Look below for the line with "Convert this screenshot", then repeat it and all lines after it, exactly, minus any pictures.

=== Begin Enclosure ===

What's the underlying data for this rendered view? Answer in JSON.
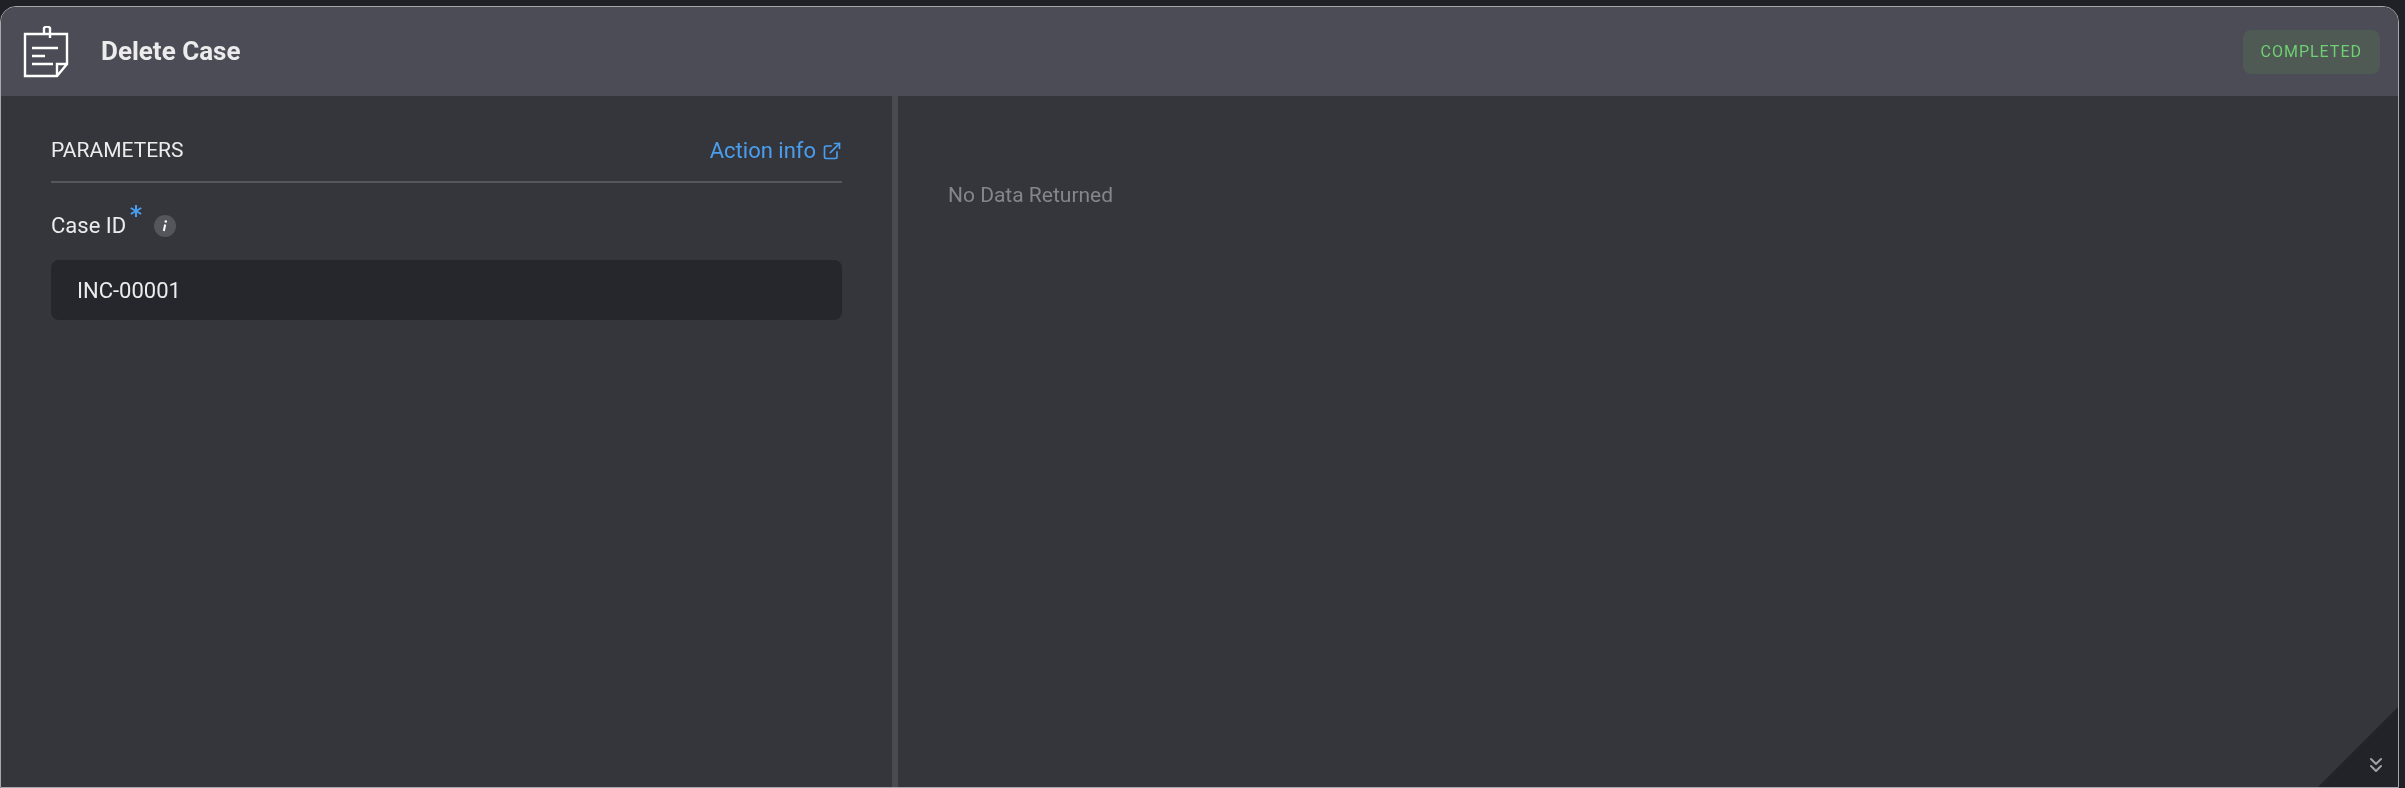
{
  "header": {
    "title": "Delete Case",
    "status": {
      "label": "COMPLETED",
      "kind": "success"
    }
  },
  "parameters": {
    "heading": "PARAMETERS",
    "link": "Action info",
    "fields": [
      {
        "label": "Case ID",
        "required": true,
        "value": "INC-00001"
      }
    ]
  },
  "result": {
    "message": "No Data Returned"
  }
}
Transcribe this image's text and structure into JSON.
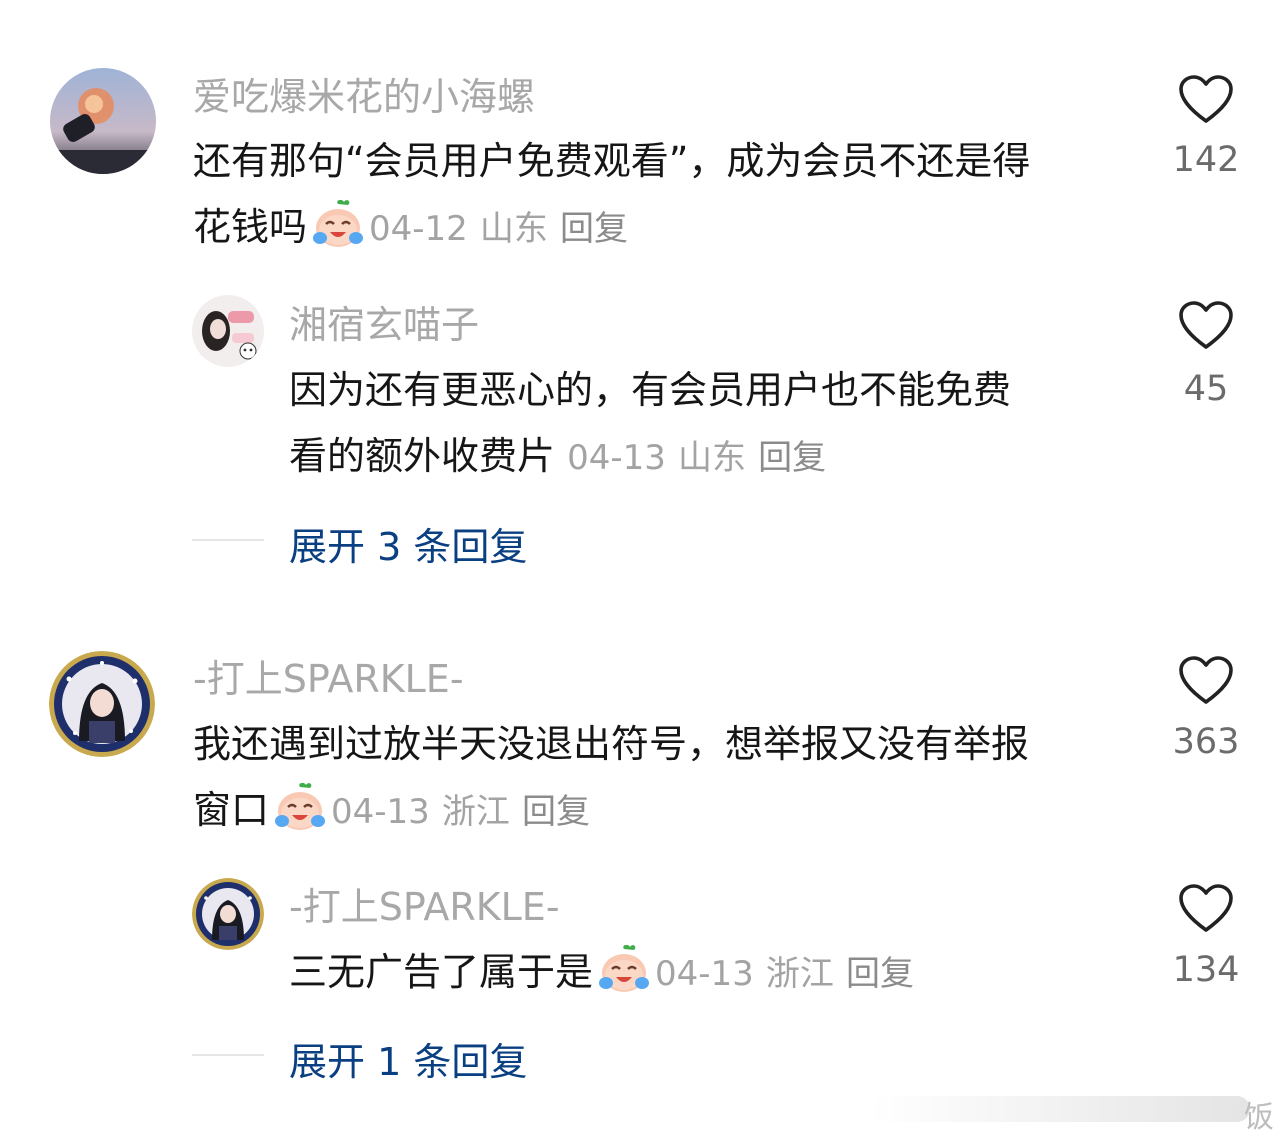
{
  "comments": [
    {
      "username": "爱吃爆米花的小海螺",
      "text_line1": "还有那句“会员用户免费观看”，成为会员不还是得",
      "text_line2": "花钱吗",
      "date": "04-12",
      "location": "山东",
      "reply_label": "回复",
      "likes": "142",
      "reply": {
        "username": "湘宿玄喵子",
        "text_line1": "因为还有更恶心的，有会员用户也不能免费",
        "text_line2": "看的额外收费片",
        "date": "04-13",
        "location": "山东",
        "reply_label": "回复",
        "likes": "45"
      },
      "expand_label": "展开 3 条回复"
    },
    {
      "username": "-打上SPARKLE-",
      "text_line1": "我还遇到过放半天没退出符号，想举报又没有举报",
      "text_line2": "窗口",
      "date": "04-13",
      "location": "浙江",
      "reply_label": "回复",
      "likes": "363",
      "reply": {
        "username": "-打上SPARKLE-",
        "text_line1": "三无广告了属于是",
        "date": "04-13",
        "location": "浙江",
        "reply_label": "回复",
        "likes": "134"
      },
      "expand_label": "展开 1 条回复"
    }
  ],
  "watermark": "饭",
  "colors": {
    "username": "#a8a8a8",
    "text": "#161616",
    "meta": "#a3a3a3",
    "expand": "#0a3f82"
  },
  "icons": {
    "like": "heart-outline-icon",
    "emoji": "crying-laughing-peach-emoji"
  }
}
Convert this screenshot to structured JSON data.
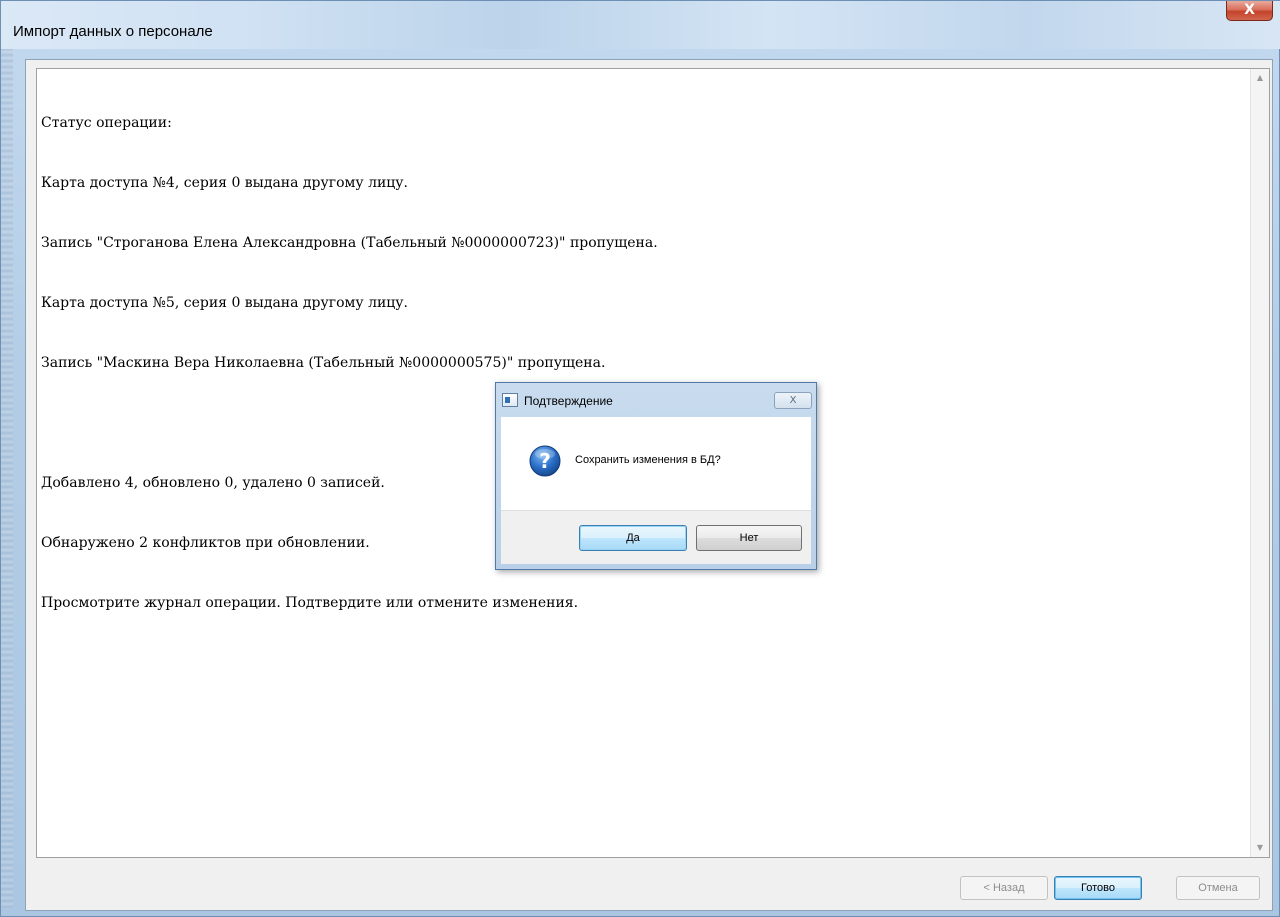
{
  "window": {
    "title": "Импорт данных о персонале",
    "close_glyph": "X"
  },
  "log": {
    "lines": [
      "Статус операции:",
      "Карта доступа №4, серия 0 выдана другому лицу.",
      "Запись \"Строганова Елена Александровна (Табельный №0000000723)\" пропущена.",
      "Карта доступа №5, серия 0 выдана другому лицу.",
      "Запись \"Маскина Вера Николаевна (Табельный №0000000575)\" пропущена.",
      "",
      "Добавлено 4, обновлено 0, удалено 0 записей.",
      "Обнаружено 2 конфликтов при обновлении.",
      "Просмотрите журнал операции. Подтвердите или отмените изменения."
    ]
  },
  "wizard_buttons": {
    "back_label": "< Назад",
    "done_label": "Готово",
    "cancel_label": "Отмена"
  },
  "dialog": {
    "title": "Подтверждение",
    "close_glyph": "X",
    "icon": "question-icon",
    "message": "Сохранить изменения в БД?",
    "yes_label": "Да",
    "no_label": "Нет"
  },
  "colors": {
    "title_bar": "#c3d9ef",
    "close_button": "#c4432b",
    "default_button_border": "#3c7fb1"
  }
}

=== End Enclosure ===

- **ANSWER AREA**
Convert this screenshot to structured JSON data.
{
  "window": {
    "title": "Импорт данных о персонале",
    "close_glyph": "X"
  },
  "log": {
    "lines": [
      "Статус операции:",
      "Карта доступа №4, серия 0 выдана другому лицу.",
      "Запись \"Строганова Елена Александровна (Табельный №0000000723)\" пропущена.",
      "Карта доступа №5, серия 0 выдана другому лицу.",
      "Запись \"Маскина Вера Николаевна (Табельный №0000000575)\" пропущена.",
      "",
      "Добавлено 4, обновлено 0, удалено 0 записей.",
      "Обнаружено 2 конфликтов при обновлении.",
      "Просмотрите журнал операции. Подтвердите или отмените изменения."
    ]
  },
  "wizard_buttons": {
    "back_label": "< Назад",
    "done_label": "Готово",
    "cancel_label": "Отмена"
  },
  "dialog": {
    "title": "Подтверждение",
    "close_glyph": "X",
    "icon": "question-icon",
    "message": "Сохранить изменения в БД?",
    "yes_label": "Да",
    "no_label": "Нет"
  },
  "colors": {
    "title_bar": "#c3d9ef",
    "close_button": "#c4432b",
    "default_button_border": "#3c7fb1"
  }
}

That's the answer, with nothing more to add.